▸ **Problem details**
Copy every line from the data below in which the string "this" can be found.

[Recorded data]

======

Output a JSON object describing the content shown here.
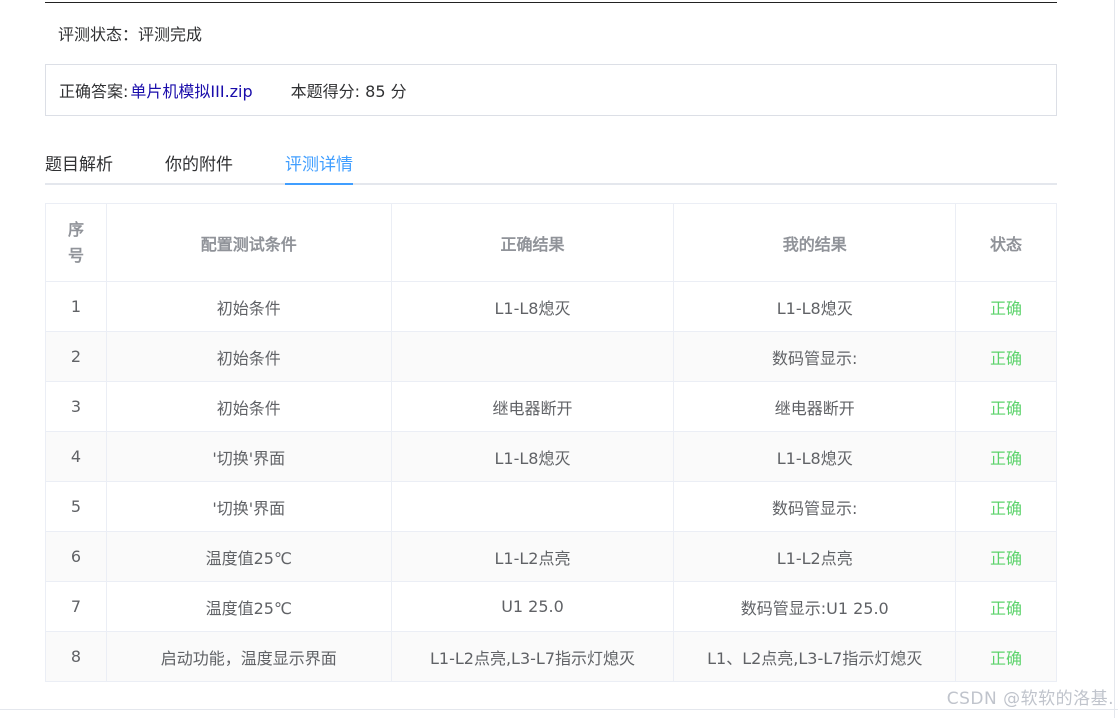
{
  "status": {
    "text": "评测状态：评测完成"
  },
  "answer": {
    "label": "正确答案:",
    "file_link": "单片机模拟III.zip",
    "score_text": "本题得分: 85 分"
  },
  "tabs": [
    {
      "label": "题目解析",
      "active": false
    },
    {
      "label": "你的附件",
      "active": false
    },
    {
      "label": "评测详情",
      "active": true
    }
  ],
  "table": {
    "headers": {
      "index": "序号",
      "index_line1": "序",
      "index_line2": "号",
      "condition": "配置测试条件",
      "expected": "正确结果",
      "mine": "我的结果",
      "state": "状态"
    },
    "rows": [
      {
        "index": "1",
        "condition": "初始条件",
        "expected": "L1-L8熄灭",
        "mine": "L1-L8熄灭",
        "state": "正确"
      },
      {
        "index": "2",
        "condition": "初始条件",
        "expected": "",
        "mine": "数码管显示:",
        "state": "正确"
      },
      {
        "index": "3",
        "condition": "初始条件",
        "expected": "继电器断开",
        "mine": "继电器断开",
        "state": "正确"
      },
      {
        "index": "4",
        "condition": "'切换'界面",
        "expected": "L1-L8熄灭",
        "mine": "L1-L8熄灭",
        "state": "正确"
      },
      {
        "index": "5",
        "condition": "'切换'界面",
        "expected": "",
        "mine": "数码管显示:",
        "state": "正确"
      },
      {
        "index": "6",
        "condition": "温度值25℃",
        "expected": "L1-L2点亮",
        "mine": "L1-L2点亮",
        "state": "正确"
      },
      {
        "index": "7",
        "condition": "温度值25℃",
        "expected": "U1 25.0",
        "mine": "数码管显示:U1 25.0",
        "state": "正确"
      },
      {
        "index": "8",
        "condition": "启动功能，温度显示界面",
        "expected": "L1-L2点亮,L3-L7指示灯熄灭",
        "mine": "L1、L2点亮,L3-L7指示灯熄灭",
        "state": "正确"
      }
    ]
  },
  "watermark": "CSDN @软软的洛基.",
  "colors": {
    "accent": "#409eff",
    "success": "#5cd36b",
    "link": "#1a0dab"
  }
}
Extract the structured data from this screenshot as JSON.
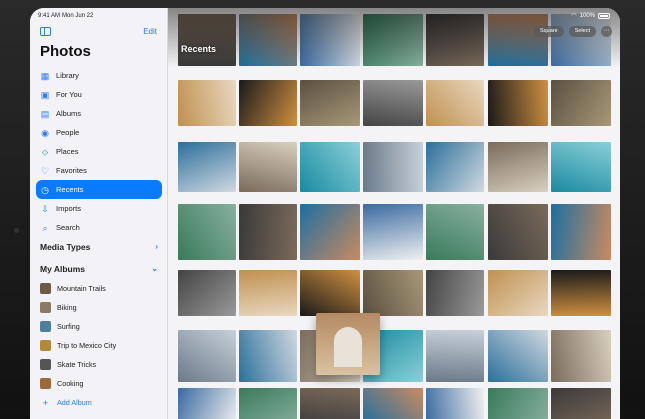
{
  "status": {
    "time": "9:41 AM",
    "date": "Mon Jun 22",
    "battery": "100%"
  },
  "sidebar": {
    "title": "Photos",
    "edit_label": "Edit",
    "items": [
      {
        "label": "Library",
        "icon": "library-icon",
        "glyph": "▦"
      },
      {
        "label": "For You",
        "icon": "for-you-icon",
        "glyph": "▣"
      },
      {
        "label": "Albums",
        "icon": "albums-icon",
        "glyph": "▤"
      },
      {
        "label": "People",
        "icon": "people-icon",
        "glyph": "◉"
      },
      {
        "label": "Places",
        "icon": "places-icon",
        "glyph": "⬦"
      },
      {
        "label": "Favorites",
        "icon": "heart-icon",
        "glyph": "♡"
      },
      {
        "label": "Recents",
        "icon": "clock-icon",
        "glyph": "◷",
        "active": true
      },
      {
        "label": "Imports",
        "icon": "import-icon",
        "glyph": "⇩"
      },
      {
        "label": "Search",
        "icon": "search-icon",
        "glyph": "⌕"
      }
    ],
    "media_types_label": "Media Types",
    "my_albums_label": "My Albums",
    "albums": [
      {
        "label": "Mountain Trails",
        "color": "#6b5a45"
      },
      {
        "label": "Biking",
        "color": "#8a7a66"
      },
      {
        "label": "Surfing",
        "color": "#4f7f9a"
      },
      {
        "label": "Trip to Mexico City",
        "color": "#b0893a"
      },
      {
        "label": "Skate Tricks",
        "color": "#555555"
      },
      {
        "label": "Cooking",
        "color": "#9a6a3a"
      }
    ],
    "add_album_label": "Add Album"
  },
  "main": {
    "title": "Recents",
    "square_label": "Square",
    "select_label": "Select",
    "more_glyph": "···"
  },
  "colors": {
    "accent": "#0a7aff"
  }
}
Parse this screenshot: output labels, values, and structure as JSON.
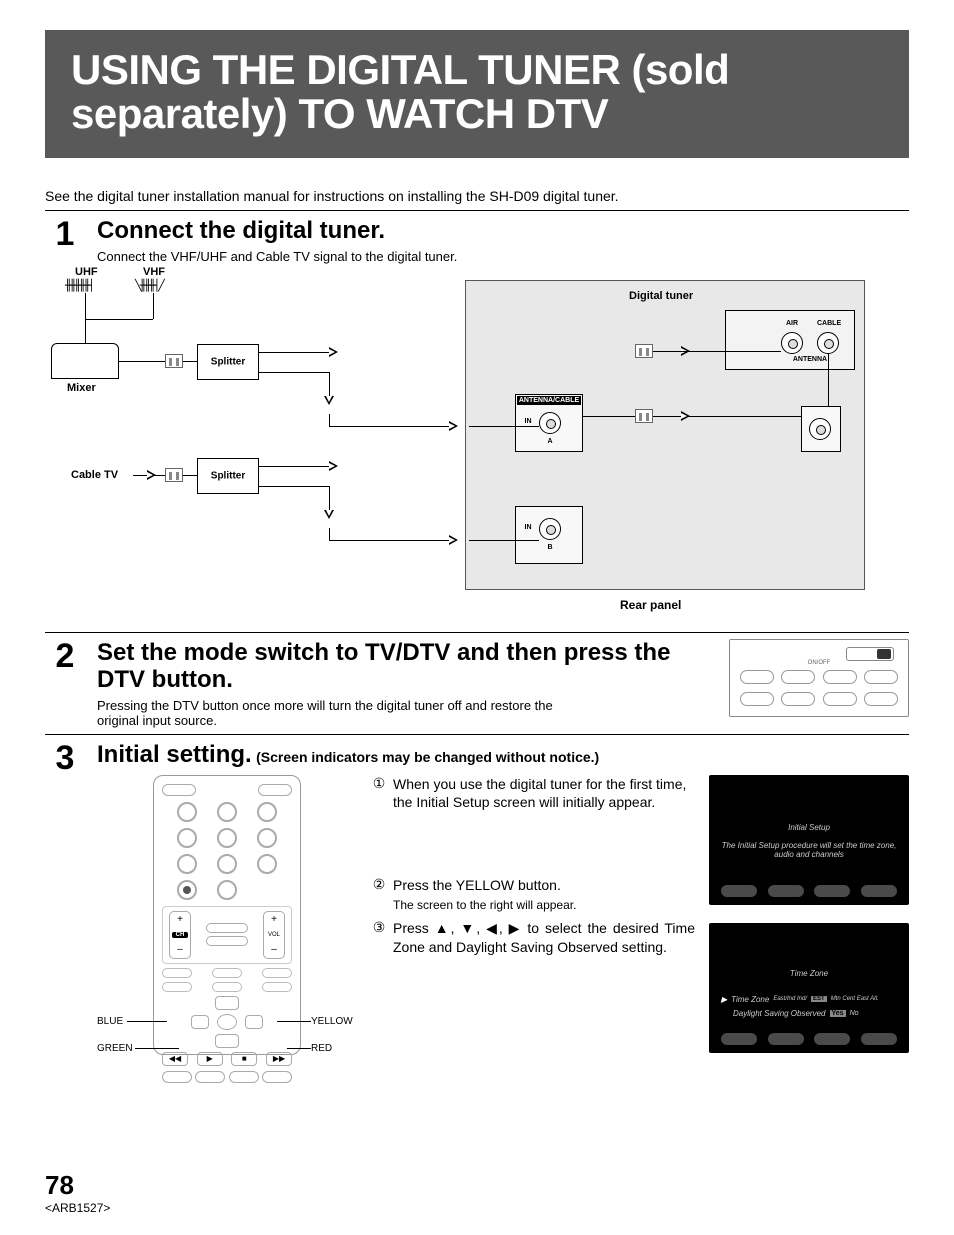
{
  "title": "USING THE DIGITAL TUNER (sold separately) TO WATCH DTV",
  "intro": "See the digital tuner installation manual for instructions on installing the SH-D09 digital tuner.",
  "step1": {
    "num": "1",
    "heading": "Connect the digital tuner.",
    "sub": "Connect the VHF/UHF and Cable TV signal to the digital tuner.",
    "labels": {
      "uhf": "UHF",
      "vhf": "VHF",
      "mixer": "Mixer",
      "splitter": "Splitter",
      "cabletv": "Cable TV",
      "digital_tuner": "Digital tuner",
      "rear_panel": "Rear panel",
      "ant_cable": "ANTENNA/CABLE",
      "conn_a": "A",
      "conn_b": "B",
      "air": "AIR",
      "cable": "CABLE",
      "in": "IN",
      "antenna": "ANTENNA"
    }
  },
  "step2": {
    "num": "2",
    "heading": "Set the mode switch to TV/DTV and then press the DTV button.",
    "sub": "Pressing the DTV button once more will turn the digital tuner off and restore the original input source.",
    "remote": {
      "mid": "ON/OFF"
    }
  },
  "step3": {
    "num": "3",
    "heading": "Initial setting.",
    "note": "(Screen indicators may be changed without notice.)",
    "items": [
      {
        "n": "①",
        "text": "When you use the digital tuner for the first time, the Initial Setup screen will initially appear."
      },
      {
        "n": "②",
        "text": "Press the YELLOW button.",
        "sub": "The screen to the right will appear."
      },
      {
        "n": "③",
        "text": "Press ▲, ▼, ◀, ▶ to select the desired Time Zone and Daylight Saving Observed setting."
      }
    ],
    "remote_labels": {
      "blue": "BLUE",
      "green": "GREEN",
      "yellow": "YELLOW",
      "red": "RED",
      "ch": "CH",
      "vol": "VOL",
      "plus": "+",
      "minus": "–"
    },
    "screens": {
      "a": {
        "title": "Initial Setup",
        "sub": "The Initial Setup procedure will set the time zone, audio and channels"
      },
      "b": {
        "title": "Time Zone",
        "row1_prefix": "Time Zone",
        "row1_opts": "East/Ind   Ind/",
        "row1_hl": "EST",
        "row1_rest": "Mtn  Cent  East  Atl.",
        "row2": "Daylight Saving Observed",
        "row2_hl": "Yes",
        "row2_rest": "No"
      }
    }
  },
  "footer": {
    "page": "78",
    "docid": "<ARB1527>"
  }
}
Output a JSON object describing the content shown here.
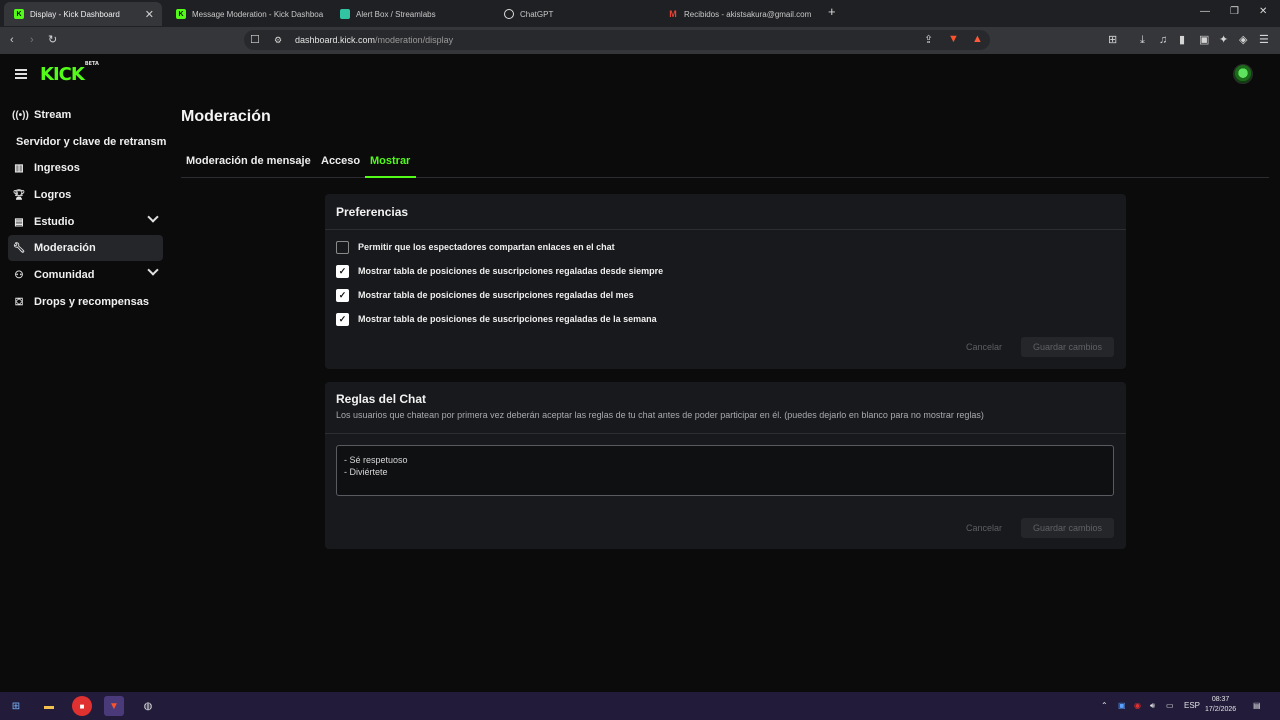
{
  "browser": {
    "tabs": [
      {
        "title": "Display - Kick Dashboard",
        "active": true
      },
      {
        "title": "Message Moderation - Kick Dashboa",
        "active": false
      },
      {
        "title": "Alert Box / Streamlabs",
        "active": false
      },
      {
        "title": "ChatGPT",
        "active": false
      },
      {
        "title": "Recibidos - akistsakura@gmail.com",
        "active": false
      }
    ],
    "new_tab_label": "+",
    "url_domain": "dashboard.kick.com",
    "url_path": "/moderation/display"
  },
  "header": {
    "logo_text": "KICK",
    "logo_badge": "BETA"
  },
  "sidebar": {
    "items": [
      {
        "label": "Stream",
        "icon": "broadcast-icon"
      },
      {
        "label": "Servidor y clave de retransm",
        "icon": ""
      },
      {
        "label": "Ingresos",
        "icon": "chart-icon"
      },
      {
        "label": "Logros",
        "icon": "trophy-icon"
      },
      {
        "label": "Estudio",
        "icon": "studio-icon"
      },
      {
        "label": "Moderación",
        "icon": "wrench-icon"
      },
      {
        "label": "Comunidad",
        "icon": "community-icon"
      },
      {
        "label": "Drops y recompensas",
        "icon": "gift-icon"
      }
    ]
  },
  "main": {
    "title": "Moderación",
    "tabs": [
      "Moderación de mensaje",
      "Acceso",
      "Mostrar"
    ],
    "active_tab": "Mostrar",
    "preferences": {
      "title": "Preferencias",
      "options": [
        {
          "label": "Permitir que los espectadores compartan enlaces en el chat",
          "checked": false
        },
        {
          "label": "Mostrar tabla de posiciones de suscripciones regaladas desde siempre",
          "checked": true
        },
        {
          "label": "Mostrar tabla de posiciones de suscripciones regaladas del mes",
          "checked": true
        },
        {
          "label": "Mostrar tabla de posiciones de suscripciones regaladas de la semana",
          "checked": true
        }
      ],
      "cancel_label": "Cancelar",
      "save_label": "Guardar cambios"
    },
    "chat_rules": {
      "title": "Reglas del Chat",
      "description": "Los usuarios que chatean por primera vez deberán aceptar las reglas de tu chat antes de poder participar en él. (puedes dejarlo en blanco para no mostrar reglas)",
      "value": "- Sé respetuoso\n- Diviértete",
      "cancel_label": "Cancelar",
      "save_label": "Guardar cambios"
    }
  },
  "taskbar": {
    "language": "ESP",
    "time": "08:37",
    "date": "17/2/2026"
  },
  "colors": {
    "accent": "#53fc18",
    "background": "#0b0b0c",
    "card": "#18191c"
  }
}
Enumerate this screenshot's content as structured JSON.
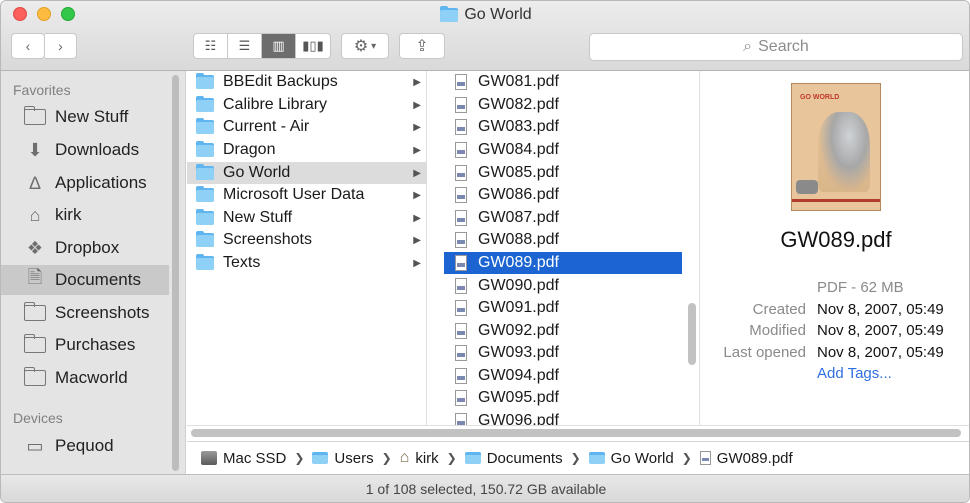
{
  "window": {
    "title": "Go World"
  },
  "toolbar": {
    "view_icons": [
      "icon-view-icon",
      "list-view-icon",
      "column-view-icon",
      "cover-flow-icon"
    ],
    "search_placeholder": "Search"
  },
  "sidebar": {
    "favorites_heading": "Favorites",
    "favorites": [
      {
        "label": "New Stuff",
        "icon": "folder-icon"
      },
      {
        "label": "Downloads",
        "icon": "downloads-icon"
      },
      {
        "label": "Applications",
        "icon": "applications-icon"
      },
      {
        "label": "kirk",
        "icon": "home-icon"
      },
      {
        "label": "Dropbox",
        "icon": "dropbox-icon"
      },
      {
        "label": "Documents",
        "icon": "documents-icon",
        "selected": true
      },
      {
        "label": "Screenshots",
        "icon": "folder-icon"
      },
      {
        "label": "Purchases",
        "icon": "folder-icon"
      },
      {
        "label": "Macworld",
        "icon": "folder-icon"
      }
    ],
    "devices_heading": "Devices",
    "devices": [
      {
        "label": "Pequod",
        "icon": "laptop-icon"
      }
    ]
  },
  "column1": {
    "items": [
      {
        "label": "BBEdit Backups"
      },
      {
        "label": "Calibre Library"
      },
      {
        "label": "Current - Air"
      },
      {
        "label": "Dragon"
      },
      {
        "label": "Go World",
        "highlighted": true
      },
      {
        "label": "Microsoft User Data"
      },
      {
        "label": "New Stuff"
      },
      {
        "label": "Screenshots"
      },
      {
        "label": "Texts"
      }
    ]
  },
  "column2": {
    "items": [
      "GW081.pdf",
      "GW082.pdf",
      "GW083.pdf",
      "GW084.pdf",
      "GW085.pdf",
      "GW086.pdf",
      "GW087.pdf",
      "GW088.pdf",
      "GW089.pdf",
      "GW090.pdf",
      "GW091.pdf",
      "GW092.pdf",
      "GW093.pdf",
      "GW094.pdf",
      "GW095.pdf",
      "GW096.pdf"
    ],
    "selected": "GW089.pdf"
  },
  "preview": {
    "cover_title": "GO WORLD",
    "filename": "GW089.pdf",
    "kind_size": "PDF - 62 MB",
    "created_label": "Created",
    "created_value": "Nov 8, 2007, 05:49",
    "modified_label": "Modified",
    "modified_value": "Nov 8, 2007, 05:49",
    "opened_label": "Last opened",
    "opened_value": "Nov 8, 2007, 05:49",
    "add_tags": "Add Tags..."
  },
  "pathbar": [
    {
      "label": "Mac SSD",
      "icon": "disk-icon"
    },
    {
      "label": "Users",
      "icon": "folder-icon"
    },
    {
      "label": "kirk",
      "icon": "home-icon"
    },
    {
      "label": "Documents",
      "icon": "folder-icon"
    },
    {
      "label": "Go World",
      "icon": "folder-icon"
    },
    {
      "label": "GW089.pdf",
      "icon": "pdf-icon"
    }
  ],
  "status": {
    "text": "1 of 108 selected, 150.72 GB available"
  },
  "colors": {
    "selection": "#1b64d1",
    "link": "#2f6fe0",
    "folder": "#8fd0f7"
  }
}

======

▸ **Solution**
Extract the structured data from this screenshot as JSON.
Parse this screenshot: output labels, values, and structure as JSON.
Enumerate this screenshot's content as structured JSON.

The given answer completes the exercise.